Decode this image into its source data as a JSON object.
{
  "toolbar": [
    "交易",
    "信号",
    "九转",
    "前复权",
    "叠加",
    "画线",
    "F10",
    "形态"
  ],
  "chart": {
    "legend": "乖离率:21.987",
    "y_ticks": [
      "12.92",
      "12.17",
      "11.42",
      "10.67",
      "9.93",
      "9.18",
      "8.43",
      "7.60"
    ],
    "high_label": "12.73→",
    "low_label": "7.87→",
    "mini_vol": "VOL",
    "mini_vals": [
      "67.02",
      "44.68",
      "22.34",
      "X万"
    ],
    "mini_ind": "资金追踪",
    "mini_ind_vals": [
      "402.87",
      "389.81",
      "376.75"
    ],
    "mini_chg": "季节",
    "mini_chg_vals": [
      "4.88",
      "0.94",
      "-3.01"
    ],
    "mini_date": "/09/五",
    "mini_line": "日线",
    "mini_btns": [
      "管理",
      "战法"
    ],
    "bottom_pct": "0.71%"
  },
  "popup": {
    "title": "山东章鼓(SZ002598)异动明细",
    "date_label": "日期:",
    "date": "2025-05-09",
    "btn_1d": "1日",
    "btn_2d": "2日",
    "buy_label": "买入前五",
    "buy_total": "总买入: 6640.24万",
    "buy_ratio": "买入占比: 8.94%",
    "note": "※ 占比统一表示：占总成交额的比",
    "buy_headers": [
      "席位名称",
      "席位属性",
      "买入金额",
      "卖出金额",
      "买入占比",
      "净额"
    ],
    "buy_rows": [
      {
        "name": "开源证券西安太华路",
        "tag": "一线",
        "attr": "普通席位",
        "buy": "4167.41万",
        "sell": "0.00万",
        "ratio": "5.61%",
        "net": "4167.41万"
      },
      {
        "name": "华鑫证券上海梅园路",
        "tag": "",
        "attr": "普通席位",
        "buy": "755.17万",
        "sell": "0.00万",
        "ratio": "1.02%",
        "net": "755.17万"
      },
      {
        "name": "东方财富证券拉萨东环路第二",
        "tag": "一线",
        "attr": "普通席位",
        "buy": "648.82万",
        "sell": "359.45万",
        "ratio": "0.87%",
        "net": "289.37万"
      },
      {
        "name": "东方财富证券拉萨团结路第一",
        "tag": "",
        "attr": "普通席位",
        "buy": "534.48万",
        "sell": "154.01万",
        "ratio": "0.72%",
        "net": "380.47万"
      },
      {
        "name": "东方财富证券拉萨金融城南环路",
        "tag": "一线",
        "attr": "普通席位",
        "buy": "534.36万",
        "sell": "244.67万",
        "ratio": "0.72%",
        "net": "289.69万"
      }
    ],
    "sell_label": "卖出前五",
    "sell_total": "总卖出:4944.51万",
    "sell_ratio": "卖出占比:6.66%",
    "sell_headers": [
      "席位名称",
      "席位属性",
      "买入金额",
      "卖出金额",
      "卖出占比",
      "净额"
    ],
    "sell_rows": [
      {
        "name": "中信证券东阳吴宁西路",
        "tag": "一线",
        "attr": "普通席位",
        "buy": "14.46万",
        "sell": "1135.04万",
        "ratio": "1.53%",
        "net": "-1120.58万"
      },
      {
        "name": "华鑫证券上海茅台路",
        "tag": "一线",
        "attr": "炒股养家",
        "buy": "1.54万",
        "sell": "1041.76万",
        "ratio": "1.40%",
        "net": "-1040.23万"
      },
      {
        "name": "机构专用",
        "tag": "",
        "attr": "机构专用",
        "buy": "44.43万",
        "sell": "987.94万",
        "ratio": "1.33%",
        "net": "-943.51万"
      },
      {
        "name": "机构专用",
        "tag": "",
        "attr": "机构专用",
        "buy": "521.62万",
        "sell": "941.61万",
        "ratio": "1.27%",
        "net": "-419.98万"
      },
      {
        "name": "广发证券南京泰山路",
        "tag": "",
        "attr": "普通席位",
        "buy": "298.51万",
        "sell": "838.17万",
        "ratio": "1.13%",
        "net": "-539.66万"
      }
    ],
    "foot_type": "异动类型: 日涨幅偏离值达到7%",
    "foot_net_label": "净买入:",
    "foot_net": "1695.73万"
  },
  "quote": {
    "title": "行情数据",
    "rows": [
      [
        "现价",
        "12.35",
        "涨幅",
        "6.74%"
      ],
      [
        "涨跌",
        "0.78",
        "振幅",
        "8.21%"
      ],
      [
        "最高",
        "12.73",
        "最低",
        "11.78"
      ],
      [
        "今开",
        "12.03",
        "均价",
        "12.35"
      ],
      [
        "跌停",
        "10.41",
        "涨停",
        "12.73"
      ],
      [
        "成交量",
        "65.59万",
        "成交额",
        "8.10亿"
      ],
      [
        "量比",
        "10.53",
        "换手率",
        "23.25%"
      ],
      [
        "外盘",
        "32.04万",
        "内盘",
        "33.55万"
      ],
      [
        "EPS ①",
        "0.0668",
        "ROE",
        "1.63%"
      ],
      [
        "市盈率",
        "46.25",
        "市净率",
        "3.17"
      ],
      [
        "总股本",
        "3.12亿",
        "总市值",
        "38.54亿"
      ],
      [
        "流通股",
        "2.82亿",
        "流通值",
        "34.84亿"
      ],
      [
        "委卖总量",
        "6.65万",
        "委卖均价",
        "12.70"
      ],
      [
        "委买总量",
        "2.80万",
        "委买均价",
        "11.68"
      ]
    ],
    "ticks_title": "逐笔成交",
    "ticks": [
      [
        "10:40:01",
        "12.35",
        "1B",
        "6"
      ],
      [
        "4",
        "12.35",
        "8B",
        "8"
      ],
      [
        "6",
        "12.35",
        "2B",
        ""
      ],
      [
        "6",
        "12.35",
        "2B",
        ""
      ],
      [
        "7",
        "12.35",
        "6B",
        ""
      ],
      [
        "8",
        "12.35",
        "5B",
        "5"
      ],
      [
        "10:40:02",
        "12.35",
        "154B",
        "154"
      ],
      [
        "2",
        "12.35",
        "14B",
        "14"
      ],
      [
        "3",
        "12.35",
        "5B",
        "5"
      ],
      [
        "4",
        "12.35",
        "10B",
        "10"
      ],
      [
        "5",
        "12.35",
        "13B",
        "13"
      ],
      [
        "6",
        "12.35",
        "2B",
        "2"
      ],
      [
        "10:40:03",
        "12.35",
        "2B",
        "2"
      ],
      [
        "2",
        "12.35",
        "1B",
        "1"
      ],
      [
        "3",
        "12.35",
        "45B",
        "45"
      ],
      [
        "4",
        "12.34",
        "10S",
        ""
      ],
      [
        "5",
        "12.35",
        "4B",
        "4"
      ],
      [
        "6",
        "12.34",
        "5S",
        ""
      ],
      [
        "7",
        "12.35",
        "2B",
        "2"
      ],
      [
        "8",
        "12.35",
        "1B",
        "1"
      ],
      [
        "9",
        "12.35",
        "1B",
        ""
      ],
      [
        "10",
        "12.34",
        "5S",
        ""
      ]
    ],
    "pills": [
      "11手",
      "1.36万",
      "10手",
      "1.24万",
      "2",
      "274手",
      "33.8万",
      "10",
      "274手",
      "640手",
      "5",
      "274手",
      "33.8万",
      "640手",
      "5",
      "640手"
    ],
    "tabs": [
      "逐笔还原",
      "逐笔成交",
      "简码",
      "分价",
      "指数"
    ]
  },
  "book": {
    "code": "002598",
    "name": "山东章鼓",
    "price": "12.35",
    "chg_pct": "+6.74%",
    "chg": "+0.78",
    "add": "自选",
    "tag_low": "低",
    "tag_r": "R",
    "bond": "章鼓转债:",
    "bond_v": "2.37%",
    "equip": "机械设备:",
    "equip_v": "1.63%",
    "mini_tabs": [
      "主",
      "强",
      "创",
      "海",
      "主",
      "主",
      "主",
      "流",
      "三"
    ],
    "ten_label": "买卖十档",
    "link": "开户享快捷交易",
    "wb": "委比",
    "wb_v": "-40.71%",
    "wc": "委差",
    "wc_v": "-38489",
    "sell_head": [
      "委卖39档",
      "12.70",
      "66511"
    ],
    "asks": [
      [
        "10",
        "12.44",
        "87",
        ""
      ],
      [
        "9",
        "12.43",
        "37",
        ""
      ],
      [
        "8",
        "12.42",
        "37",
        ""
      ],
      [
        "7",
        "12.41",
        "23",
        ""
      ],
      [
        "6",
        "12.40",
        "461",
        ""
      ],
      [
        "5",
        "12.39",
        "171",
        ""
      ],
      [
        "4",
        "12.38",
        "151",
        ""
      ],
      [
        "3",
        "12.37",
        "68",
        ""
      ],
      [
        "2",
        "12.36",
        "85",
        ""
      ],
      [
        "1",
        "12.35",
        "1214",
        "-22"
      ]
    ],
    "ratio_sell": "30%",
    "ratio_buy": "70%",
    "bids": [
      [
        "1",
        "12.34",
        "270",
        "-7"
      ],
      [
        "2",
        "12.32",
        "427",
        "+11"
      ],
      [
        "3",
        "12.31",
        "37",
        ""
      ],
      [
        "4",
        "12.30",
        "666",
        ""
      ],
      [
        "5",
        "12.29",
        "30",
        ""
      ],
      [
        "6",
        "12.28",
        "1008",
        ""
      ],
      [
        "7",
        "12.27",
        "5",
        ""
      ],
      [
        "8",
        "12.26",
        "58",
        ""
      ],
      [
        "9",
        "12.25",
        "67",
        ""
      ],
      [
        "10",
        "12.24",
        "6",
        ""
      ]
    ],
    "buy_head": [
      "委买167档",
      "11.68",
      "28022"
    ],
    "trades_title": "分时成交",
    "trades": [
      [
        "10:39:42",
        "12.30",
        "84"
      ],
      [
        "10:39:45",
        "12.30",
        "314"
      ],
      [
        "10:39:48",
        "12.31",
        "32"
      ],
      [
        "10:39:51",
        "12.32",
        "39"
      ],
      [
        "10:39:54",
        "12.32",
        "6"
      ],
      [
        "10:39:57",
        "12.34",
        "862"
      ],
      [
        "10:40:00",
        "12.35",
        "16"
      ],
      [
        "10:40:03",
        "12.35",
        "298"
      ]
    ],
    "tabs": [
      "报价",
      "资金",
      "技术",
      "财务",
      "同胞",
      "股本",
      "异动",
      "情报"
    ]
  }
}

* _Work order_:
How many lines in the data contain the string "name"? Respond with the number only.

* _Written solution_:
11